Dataset rows describing interfaces:
=== Section Start ===

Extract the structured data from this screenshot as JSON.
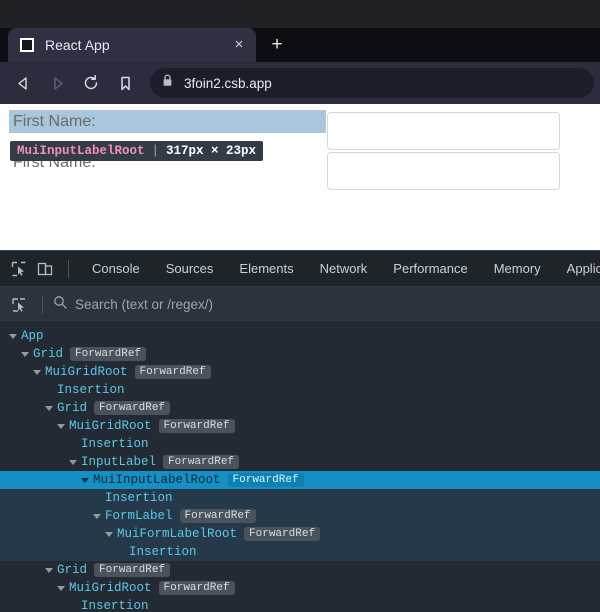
{
  "browser": {
    "tab": {
      "title": "React App",
      "favicon_icon": "square-favicon-icon",
      "close_icon": "×"
    },
    "newtab_label": "+",
    "nav": {
      "back_icon": "back-arrow-icon",
      "forward_icon": "forward-arrow-icon",
      "reload_icon": "reload-icon",
      "bookmark_icon": "bookmark-icon"
    },
    "omnibox": {
      "lock_icon": "lock-icon",
      "url": "3foin2.csb.app"
    }
  },
  "page": {
    "label_1": "First Name:",
    "label_2": "First Name:",
    "input_1_value": "",
    "input_2_value": "",
    "input_placeholder": "",
    "highlight_color": "#a8c7dd",
    "tooltip": {
      "component": "MuiInputLabelRoot",
      "separator": "|",
      "dimensions": "317px × 23px"
    }
  },
  "devtools": {
    "inspect_icon": "inspect-element-icon",
    "device_icon": "device-toolbar-icon",
    "tabs": [
      {
        "label": "Console"
      },
      {
        "label": "Sources"
      },
      {
        "label": "Elements"
      },
      {
        "label": "Network"
      },
      {
        "label": "Performance"
      },
      {
        "label": "Memory"
      },
      {
        "label": "Application"
      }
    ],
    "search": {
      "picker_icon": "component-picker-icon",
      "search_icon": "search-icon",
      "placeholder": "Search (text or /regex/)",
      "value": ""
    },
    "tree": [
      {
        "name": "App",
        "badge": "",
        "depth": 0,
        "arrow": true,
        "state": "none"
      },
      {
        "name": "Grid",
        "badge": "ForwardRef",
        "depth": 1,
        "arrow": true,
        "state": "none"
      },
      {
        "name": "MuiGridRoot",
        "badge": "ForwardRef",
        "depth": 2,
        "arrow": true,
        "state": "none"
      },
      {
        "name": "Insertion",
        "badge": "",
        "depth": 3,
        "arrow": false,
        "state": "none"
      },
      {
        "name": "Grid",
        "badge": "ForwardRef",
        "depth": 3,
        "arrow": true,
        "state": "none"
      },
      {
        "name": "MuiGridRoot",
        "badge": "ForwardRef",
        "depth": 4,
        "arrow": true,
        "state": "none"
      },
      {
        "name": "Insertion",
        "badge": "",
        "depth": 5,
        "arrow": false,
        "state": "none"
      },
      {
        "name": "InputLabel",
        "badge": "ForwardRef",
        "depth": 5,
        "arrow": true,
        "state": "none"
      },
      {
        "name": "MuiInputLabelRoot",
        "badge": "ForwardRef",
        "depth": 6,
        "arrow": true,
        "state": "selected"
      },
      {
        "name": "Insertion",
        "badge": "",
        "depth": 7,
        "arrow": false,
        "state": "subtree"
      },
      {
        "name": "FormLabel",
        "badge": "ForwardRef",
        "depth": 7,
        "arrow": true,
        "state": "subtree"
      },
      {
        "name": "MuiFormLabelRoot",
        "badge": "ForwardRef",
        "depth": 8,
        "arrow": true,
        "state": "subtree"
      },
      {
        "name": "Insertion",
        "badge": "",
        "depth": 9,
        "arrow": false,
        "state": "subtree"
      },
      {
        "name": "Grid",
        "badge": "ForwardRef",
        "depth": 3,
        "arrow": true,
        "state": "none"
      },
      {
        "name": "MuiGridRoot",
        "badge": "ForwardRef",
        "depth": 4,
        "arrow": true,
        "state": "none"
      },
      {
        "name": "Insertion",
        "badge": "",
        "depth": 5,
        "arrow": false,
        "state": "none"
      }
    ]
  }
}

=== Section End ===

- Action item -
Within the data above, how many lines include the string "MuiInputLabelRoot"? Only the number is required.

- Expected answer -
2